Below are the first 10 and last 10 pages of uncorrected machine-read text (when available) of this chapter, followed by the top 30 algorithmically extracted key phrases from the chapter as a whole.
Intended to provide our own search engines and external engines with highly rich, chapter-representative searchable text on the opening pages of each chapter. Because it is UNCORRECTED material, please consider the following text as a useful but insufficient proxy for the authoritative book pages.
Do not use for reproduction, copying, pasting, or reading; exclusively for search engines.
OCR for page 18
18 Integrating Airport Information Systems Figure 3-2. Sample of the steps. the progress and results, as appropriate. From these charts, readers can quickly find their roles and concentrate on the tasks needed to help make the airport integration a success. Case Study Examples In the following sections, the steps to prepare for integration are further illustrated using a hypothetical case study to track the activities that might accompany an integration effort. Each step of the case study illustrates how a mid-sized airport might undertake to improve airline rates and charges calculations. To do this, the airport chose to integrate information that previously had been handled manually. For the sake of brevity, the case study tracks the general direction of an integration effort and only summarizes the many actions that would be needed. Case Study Introduction Angelo International Airport (AIA) is a medium-size hub airport enplaning 4.7 million passengers, with 213,000 operations annually. It is served by twelve domestic and two international carriers. AIA's use and lease agreement has an airfield residual cost center structure, while the terminal complex generally is classified as commercial compensatory in its rate-making methodology. Step 1: Define Business Objectives and Identify Information Needs Figure 3-3 indicates the level of effort of the stakeholders for this step. Define Objectives The first step in any integration process, and the most important, is for senior management to define clearly what airport goals will be furthered by this integration and what objectives manage- Figure 3-3. Step 1.
OCR for page 19

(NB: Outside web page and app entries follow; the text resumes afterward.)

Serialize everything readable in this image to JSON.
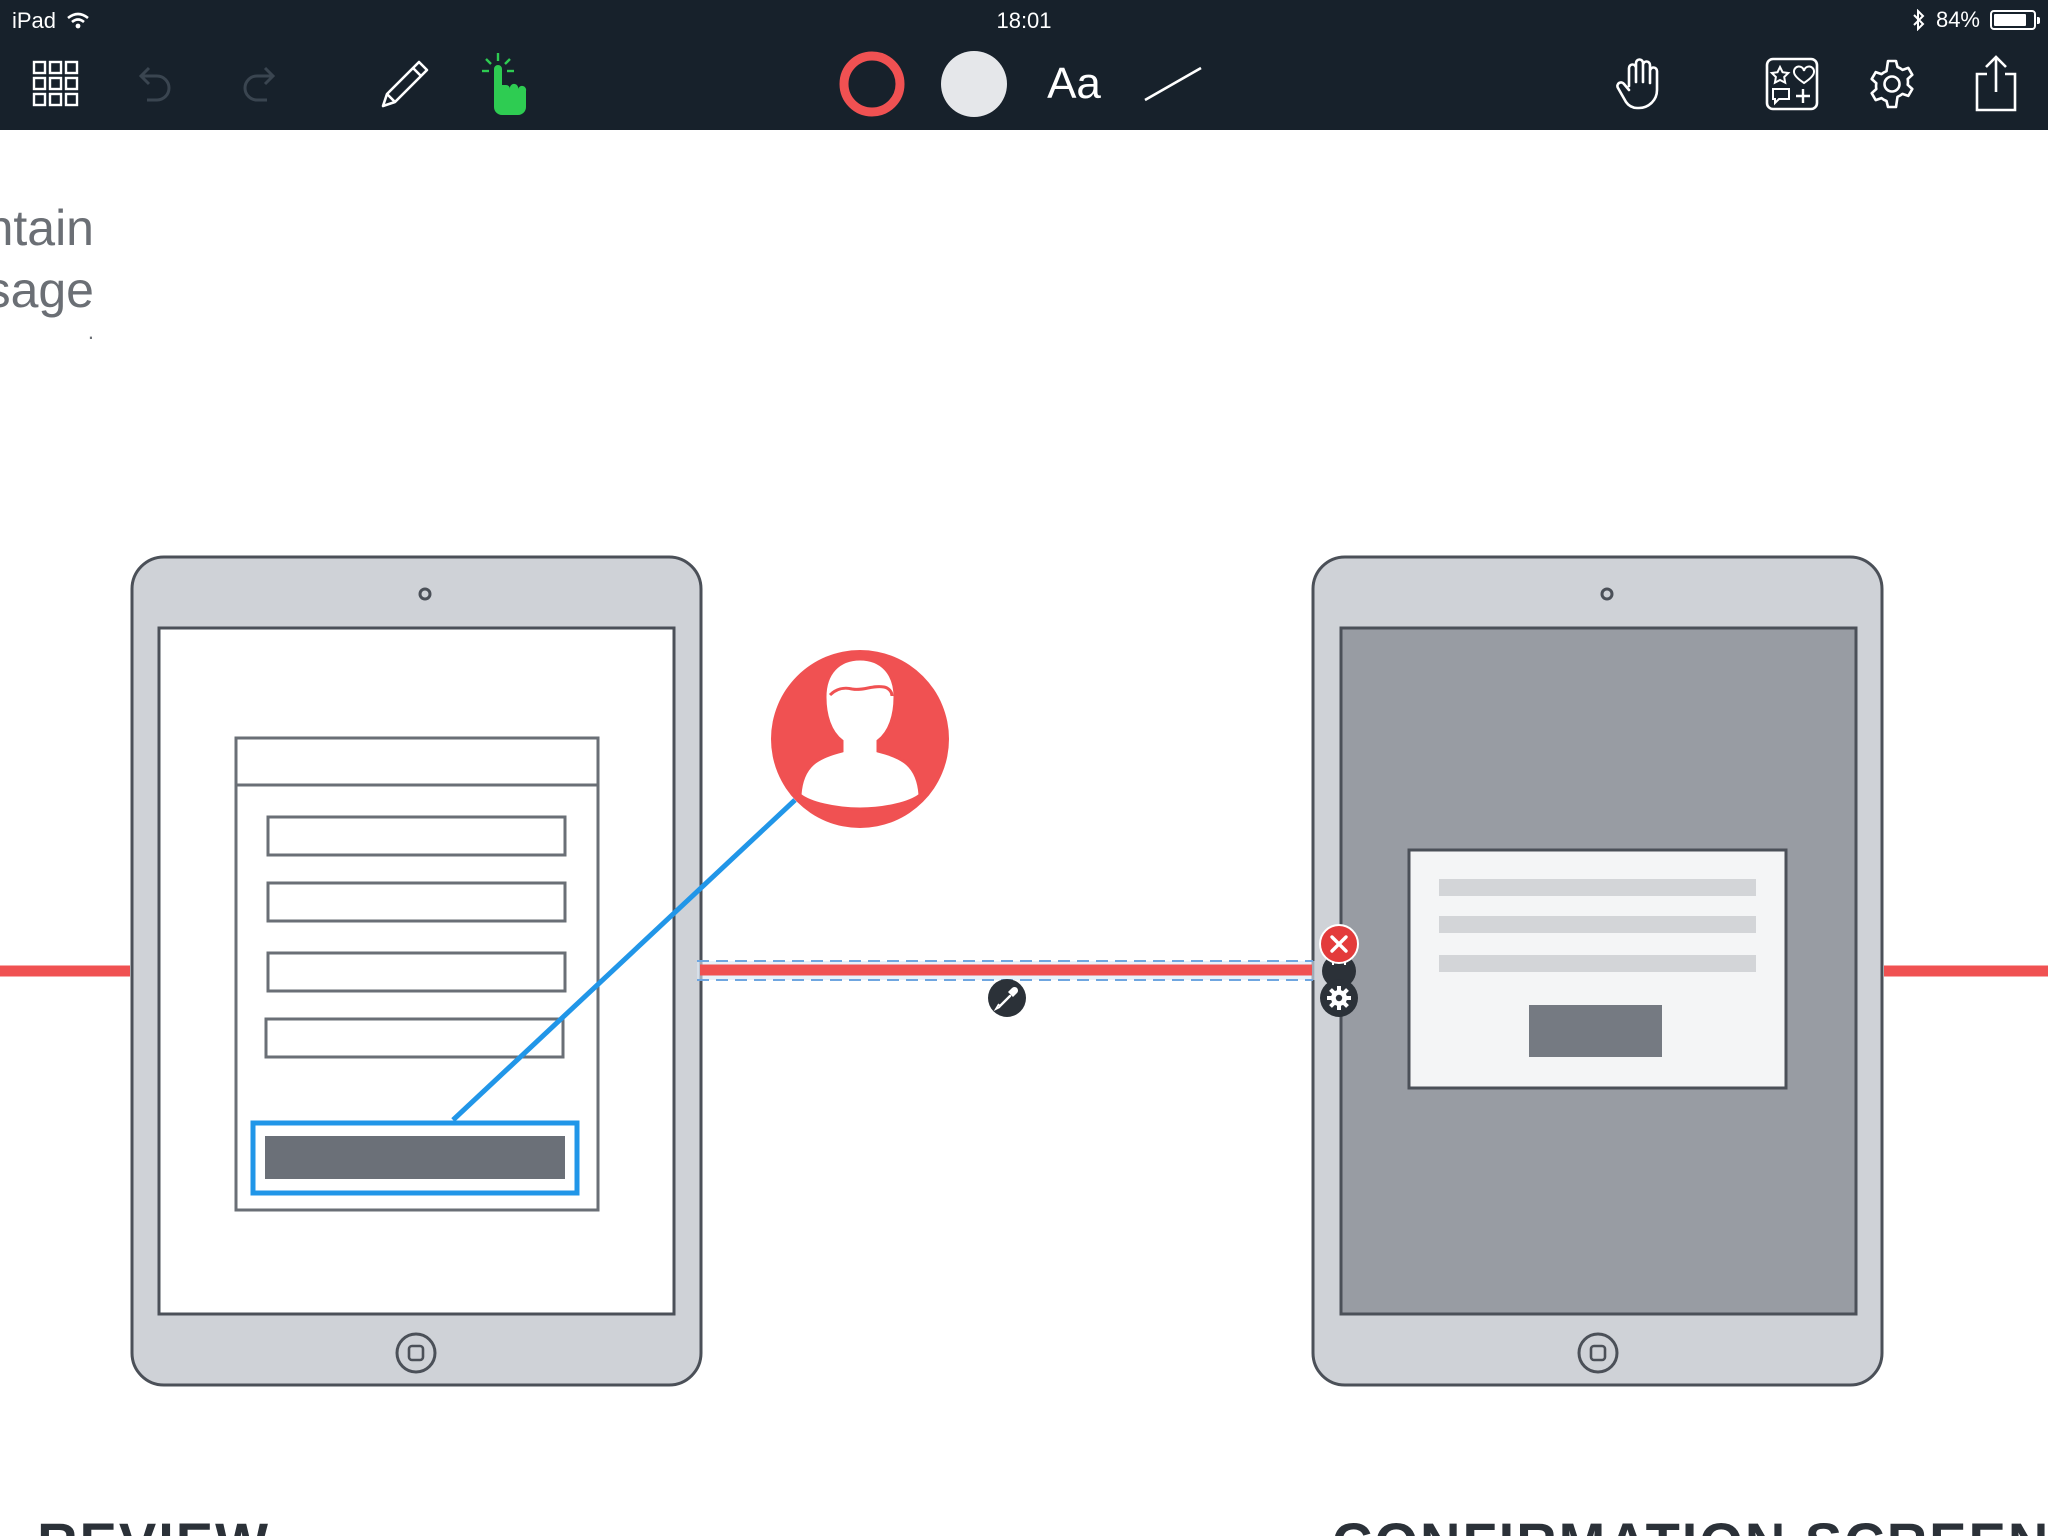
{
  "status_bar": {
    "device": "iPad",
    "time": "18:01",
    "battery": "84%",
    "battery_level": 0.84
  },
  "toolbar": {
    "text_tool_label": "Aa",
    "stroke_color": "#f05152",
    "fill_color": "#e5e7ea",
    "active_tool_color": "#2ecc52"
  },
  "canvas": {
    "intro_text_lines": [
      "ntain",
      "sage",
      "."
    ],
    "left_screen_label": "AIL REVIEW",
    "right_screen_label": "CONFIRMATION SCREEN",
    "accent_line_color": "#f05152",
    "link_color": "#2196e8",
    "user_badge_color": "#f05152"
  }
}
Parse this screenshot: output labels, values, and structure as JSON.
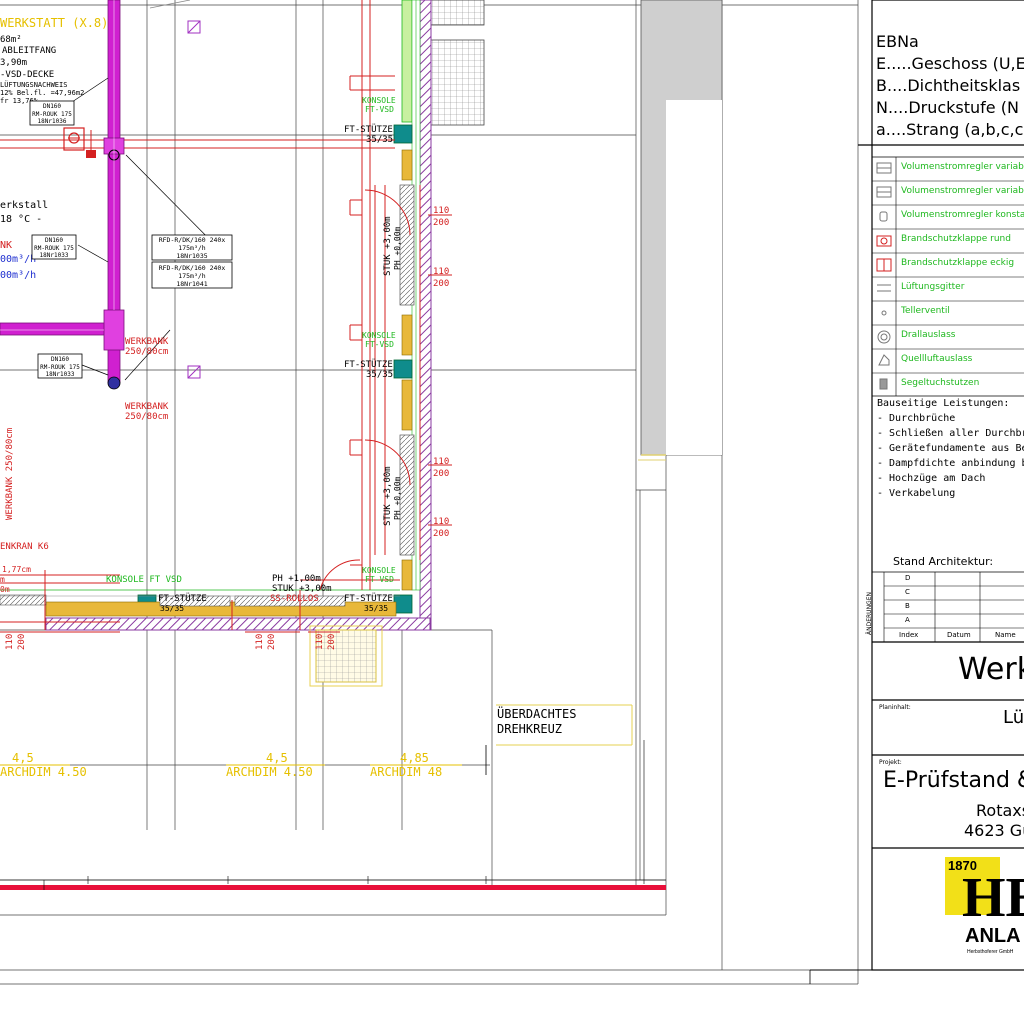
{
  "drawing": {
    "room_labels": {
      "werkstatt": "WERKSTATT (X.8)",
      "area": "68m²",
      "ableitfang": "ABLEITFANG",
      "decke": "-VSD-DECKE",
      "height": "3,90m",
      "nachweis": "LÜFTUNGSNACHWEIS",
      "belueft1": "12% Bel.fl. =47,96m2",
      "belueft2": "fr 13,76%",
      "lager": "erkstall",
      "temp": "18 °C -",
      "flow1": "00m³/h",
      "flow2": "00m³/h",
      "nk": "NK",
      "werkbank_left": "WERKBANK 250/80cm",
      "kran": "ENKRAN K6",
      "ueberdacht1": "ÜBERDACHTES",
      "ueberdacht2": "DREHKREUZ"
    },
    "tags": {
      "dn160a": [
        "DN160",
        "RM-ROUK 175",
        "18Nr1036"
      ],
      "dn160b": [
        "DN160",
        "RM-ROUK 175",
        "18Nr1033"
      ],
      "dn160c": [
        "DN160",
        "RM-ROUK 175",
        "18Nr1033"
      ],
      "rfd1": [
        "RFD-R/DK/160 240x",
        "175m³/h",
        "18Nr1035"
      ],
      "rfd2": [
        "RFD-R/DK/160 240x",
        "175m³/h",
        "18Nr1041"
      ]
    },
    "werkbank1": [
      "WERKBANK",
      "250/80cm"
    ],
    "werkbank2": [
      "WERKBANK",
      "250/80cm"
    ],
    "konsole": "KONSOLE",
    "konsole_vsd": "FT-VSD",
    "konsole_long": "KONSOLE FT VSD",
    "ft_stuetze": "FT-STÜTZE",
    "ft_dim": "35/35",
    "stuk": "STUK +3,00m",
    "ph": "PH +0,00m",
    "ph2": "PH +1,00m",
    "stuk2": "STUK +3,00m",
    "rollos": "SS-ROLLOS",
    "dims": {
      "a110": "110",
      "a200": "200",
      "b177": "1,77cm",
      "b_m": "m",
      "b_0m": "0m"
    },
    "archdim": [
      "4,5",
      "ARCHDIM 4.50",
      "4,5",
      "ARCHDIM 4.50",
      "4,85",
      "ARCHDIM 48"
    ]
  },
  "legend_header": {
    "title": "EBNa",
    "lines": [
      "E.....Geschoss (U,E",
      "B....Dichtheitsklas",
      "N....Druckstufe (N",
      "a....Strang (a,b,c,c"
    ]
  },
  "legend_rows": [
    {
      "label": "Volumenstromregler variabe",
      "color": "#1fb81f",
      "icon": "vvr-icon"
    },
    {
      "label": "Volumenstromregler variabe",
      "color": "#1fb81f",
      "icon": "vvr2-icon"
    },
    {
      "label": "Volumenstromregler konstan",
      "color": "#1fb81f",
      "icon": "kvr-icon"
    },
    {
      "label": "Brandschutzklappe rund",
      "color": "#1fb81f",
      "icon": "bsk-round-icon"
    },
    {
      "label": "Brandschutzklappe eckig",
      "color": "#1fb81f",
      "icon": "bsk-square-icon"
    },
    {
      "label": "Lüftungsgitter",
      "color": "#1fb81f",
      "icon": "grille-icon"
    },
    {
      "label": "Tellerventil",
      "color": "#1fb81f",
      "icon": "valve-icon"
    },
    {
      "label": "Drallauslass",
      "color": "#1fb81f",
      "icon": "swirl-icon"
    },
    {
      "label": "Quellluftauslass",
      "color": "#1fb81f",
      "icon": "displacement-icon"
    },
    {
      "label": "Segeltuchstutzen",
      "color": "#1fb81f",
      "icon": "canvas-icon"
    }
  ],
  "bauseitig": {
    "title": "Bauseitige Leistungen:",
    "items": [
      "- Durchbrüche",
      "- Schließen aller Durchbrüc",
      "- Gerätefundamente aus Be",
      "- Dampfdichte anbindung be",
      "- Hochzüge am Dach",
      "- Verkabelung"
    ]
  },
  "title_block": {
    "stand": "Stand Architektur:",
    "rev_rows": [
      "D",
      "C",
      "B",
      "A"
    ],
    "rev_side": "ÄNDERUNGEN",
    "rev_headers": [
      "Index",
      "Datum",
      "Name"
    ],
    "drawing_title": "Werk",
    "inhalt_label": "Planinhalt:",
    "inhalt": "Lüf",
    "projekt_label": "Projekt:",
    "projekt": "E-Prüfstand & E",
    "addr1": "Rotaxs",
    "addr2": "4623 Gu",
    "logo_year": "1870",
    "logo_letters": "HE",
    "logo_sub": "ANLA",
    "logo_tiny": "Herbsthoferer GmbH"
  }
}
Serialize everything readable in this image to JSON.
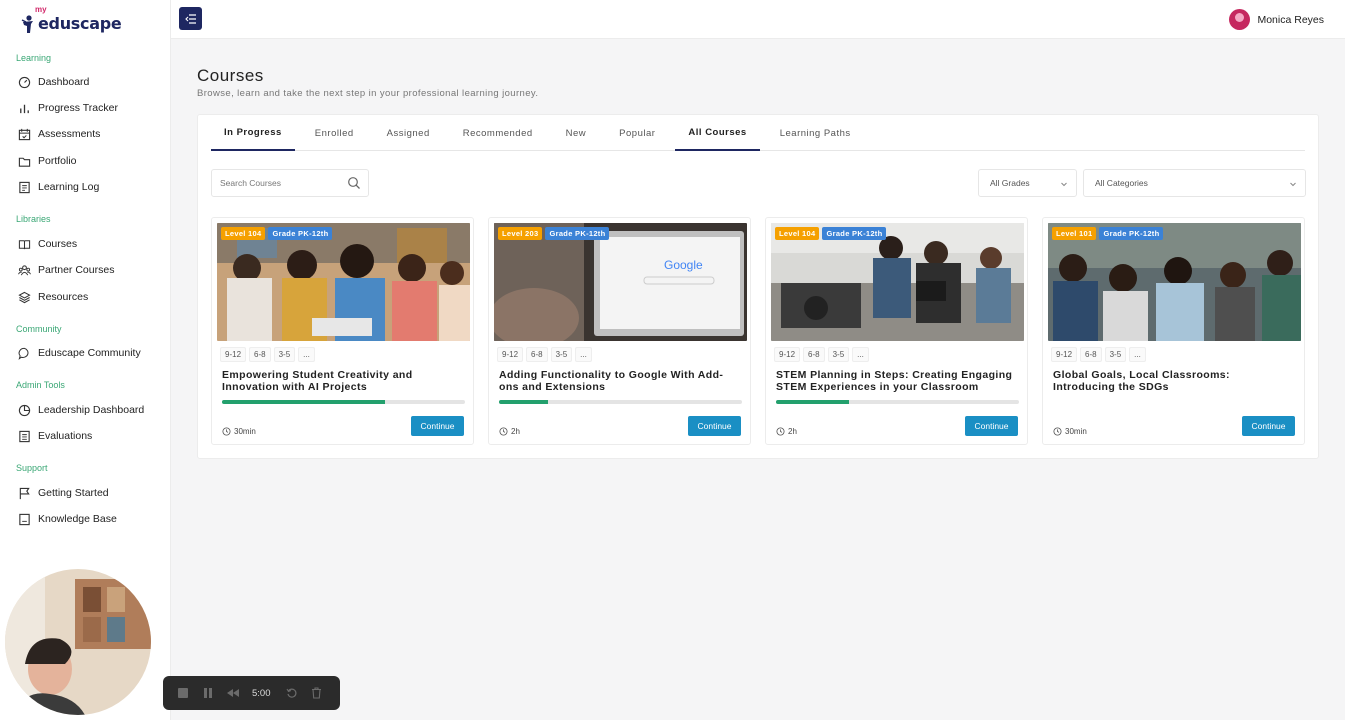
{
  "app": {
    "brand_prefix": "my",
    "brand": "eduscape"
  },
  "sidebar": {
    "sections": [
      {
        "label": "Learning",
        "items": [
          "Dashboard",
          "Progress Tracker",
          "Assessments",
          "Portfolio",
          "Learning Log"
        ]
      },
      {
        "label": "Libraries",
        "items": [
          "Courses",
          "Partner Courses",
          "Resources"
        ]
      },
      {
        "label": "Community",
        "items": [
          "Eduscape Community"
        ]
      },
      {
        "label": "Admin Tools",
        "items": [
          "Leadership Dashboard",
          "Evaluations"
        ]
      },
      {
        "label": "Support",
        "items": [
          "Getting Started",
          "Knowledge Base"
        ]
      }
    ]
  },
  "user": {
    "name": "Monica Reyes"
  },
  "page": {
    "title": "Courses",
    "subtitle": "Browse, learn and take the next step in your professional learning journey."
  },
  "tabs": [
    "In Progress",
    "Enrolled",
    "Assigned",
    "Recommended",
    "New",
    "Popular",
    "All Courses",
    "Learning Paths"
  ],
  "filters": {
    "search_placeholder": "Search Courses",
    "grades": "All Grades",
    "categories": "All Categories"
  },
  "courses": [
    {
      "level": "Level 104",
      "grade": "Grade PK-12th",
      "chips": [
        "9-12",
        "6-8",
        "3-5",
        "..."
      ],
      "title": "Empowering Student Creativity and Innovation with AI Projects",
      "progress": 0.67,
      "duration": "30min",
      "button": "Continue"
    },
    {
      "level": "Level 203",
      "grade": "Grade PK-12th",
      "chips": [
        "9-12",
        "6-8",
        "3-5",
        "..."
      ],
      "title": "Adding Functionality to Google With Add-ons and Extensions",
      "progress": 0.2,
      "duration": "2h",
      "button": "Continue"
    },
    {
      "level": "Level 104",
      "grade": "Grade PK-12th",
      "chips": [
        "9-12",
        "6-8",
        "3-5",
        "..."
      ],
      "title": "STEM Planning in Steps: Creating Engaging STEM Experiences in your Classroom",
      "progress": 0.3,
      "duration": "2h",
      "button": "Continue"
    },
    {
      "level": "Level 101",
      "grade": "Grade PK-12th",
      "chips": [
        "9-12",
        "6-8",
        "3-5",
        "..."
      ],
      "title": "Global Goals, Local Classrooms: Introducing the SDGs",
      "progress": 0,
      "duration": "30min",
      "button": "Continue"
    }
  ],
  "recorder": {
    "time": "5:00"
  },
  "colors": {
    "brand_navy": "#1e2761",
    "accent_green": "#3aa775",
    "progress_green": "#23a06d",
    "button_blue": "#1a8fc4",
    "level_orange": "#f5a000",
    "grade_blue": "#3b82d6"
  }
}
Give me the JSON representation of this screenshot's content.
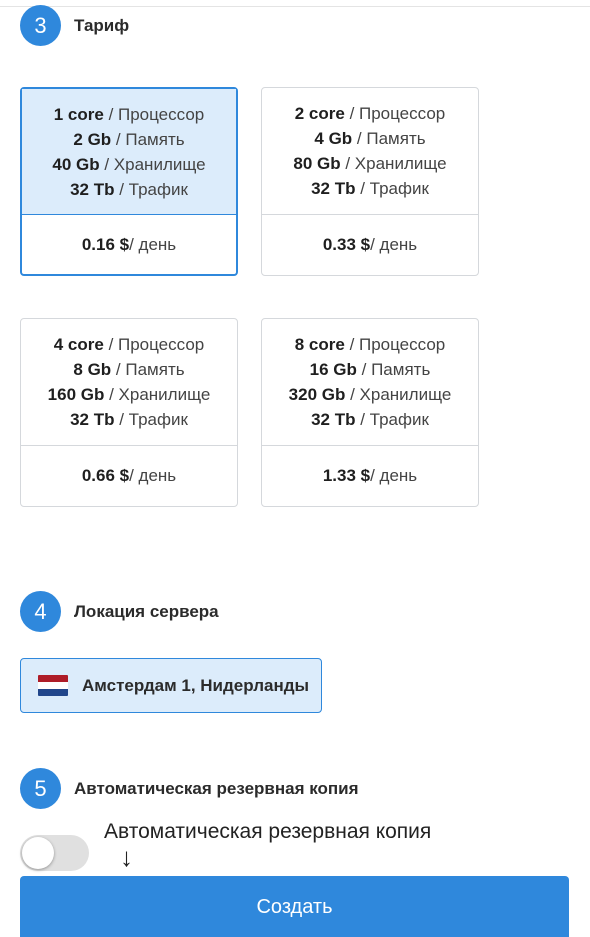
{
  "steps": {
    "tariff": {
      "number": "3",
      "title": "Тариф"
    },
    "location": {
      "number": "4",
      "title": "Локация сервера"
    },
    "backup": {
      "number": "5",
      "title": "Автоматическая резервная копия"
    }
  },
  "plans": [
    {
      "cpu": "1 core",
      "cpu_unit": " / Процессор",
      "ram": "2 Gb",
      "ram_unit": " / Память",
      "storage": "40 Gb",
      "storage_unit": " / Хранилище",
      "traffic": "32 Tb",
      "traffic_unit": " / Трафик",
      "price": "0.16 $",
      "price_unit": " / день",
      "selected": true
    },
    {
      "cpu": "2 core",
      "cpu_unit": " / Процессор",
      "ram": "4 Gb",
      "ram_unit": " / Память",
      "storage": "80 Gb",
      "storage_unit": " / Хранилище",
      "traffic": "32 Tb",
      "traffic_unit": " / Трафик",
      "price": "0.33 $",
      "price_unit": " / день",
      "selected": false
    },
    {
      "cpu": "4 core",
      "cpu_unit": " / Процессор",
      "ram": "8 Gb",
      "ram_unit": " / Память",
      "storage": "160 Gb",
      "storage_unit": " / Хранилище",
      "traffic": "32 Tb",
      "traffic_unit": " / Трафик",
      "price": "0.66 $",
      "price_unit": " / день",
      "selected": false
    },
    {
      "cpu": "8 core",
      "cpu_unit": " / Процессор",
      "ram": "16 Gb",
      "ram_unit": " / Память",
      "storage": "320 Gb",
      "storage_unit": " / Хранилище",
      "traffic": "32 Tb",
      "traffic_unit": " / Трафик",
      "price": "1.33 $",
      "price_unit": " / день",
      "selected": false
    }
  ],
  "location": {
    "label": "Амстердам 1, Нидерланды",
    "flag_icon": "netherlands-flag-icon",
    "flag_colors": [
      "#ae1c28",
      "#ffffff",
      "#21468b"
    ]
  },
  "backup": {
    "toggle_on": false,
    "annotation": "Автоматическая резервная копия",
    "arrow": "↓"
  },
  "create_button": {
    "label": "Создать"
  },
  "colors": {
    "accent": "#2f88dc",
    "selected_bg": "#dcecfb",
    "border": "#d5d8dc"
  }
}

Best Practices for Integration 19 ment wants to achieve. If the airport has already developed a vision and created a long-range inte- gration plan, then based on those priorities, the project can be scaled using a phased approach that reflects the priorities and objectives defined in the airport's business needs and objectives plan. To help define the business objectives for an integration project, management needs to iden- tify priorities in the following areas: · Business. For example, is the priority to generate higher levels of revenue, provide better ser- vice to the public, or reduce duplicative staff effort? If all three are priorities for the project, identify which has the highest priority. · Sensitive Areas. Review the potential for sensitive issues that require the involvement of sen- ior management. Such issues can include control of media information and the timing of such data releases, or how the integration may affect staff. · Political. Determine if the political climate may affect achieving the goals of the integration and what information is required to meet political objectives. An airport authority may have different political issues than a government-owned and -operated airport. For example, a municipality may want financial information from all city departments, including the airport, to be integrated and consolidated for auditing and reporting purposes. · Planning. Determine the area with the largest projection of growth and prioritize the integra- tion efforts to mirror the Master Plan. For example, an airport might be planning to gear its facilities to a more common-use environment. Identify the Need for Integration and Why For each individual integration project, it is important to start with a clear understanding of the reasons behind the integration effort. These objectives can be broad, such as "Understand the components of and reduce the cost per enplanement." However, they should be part of the airport's overall objectives. Answering the following questions can aid in reaching these objectives: · What problems are we trying to solve with this integration effort? Example: the manual calculation of rates and charges. · Who are going to be the primary users of the integration effort? Example: all of senior management. · What tasks are the users going to perform with this system, and how often? Example: senior managers will access the data from their dashboard. Every other step of the integration process should relate directly to these business objectives. Reviewing the overall objectives periodically throughout the process will help keep the integra- tion process on track to achieve these objectives. If the objectives change, the steps may have to be repeated to achieve the new objectives. As with other initiatives, it is easy to be too ambitious with the objectives for an integration project. It can help to prioritize the objectives and recognize that it may be necessary to defer some objectives in order to accomplish the main goal in a reasonable period and at an acceptable cost. Identify Business-Critical Information After senior management has established the metrics associated with the business objectives, identify the business-critical information and key data elements necessary to calculate the met- rics. For a guide to the business-critical information and key data elements common to most air- ports, see Chapter 4, Airport Information. However, an airport's particular operations and procedures may require additional information not addressed in that chapter. To complete an airport's data needs, answer the following questions: · What successes has the airport had? What data and information led to these successes? · In the past, what problems have arisen because of the lack of proper data and information? What data and information are needed to prevent problems in the future?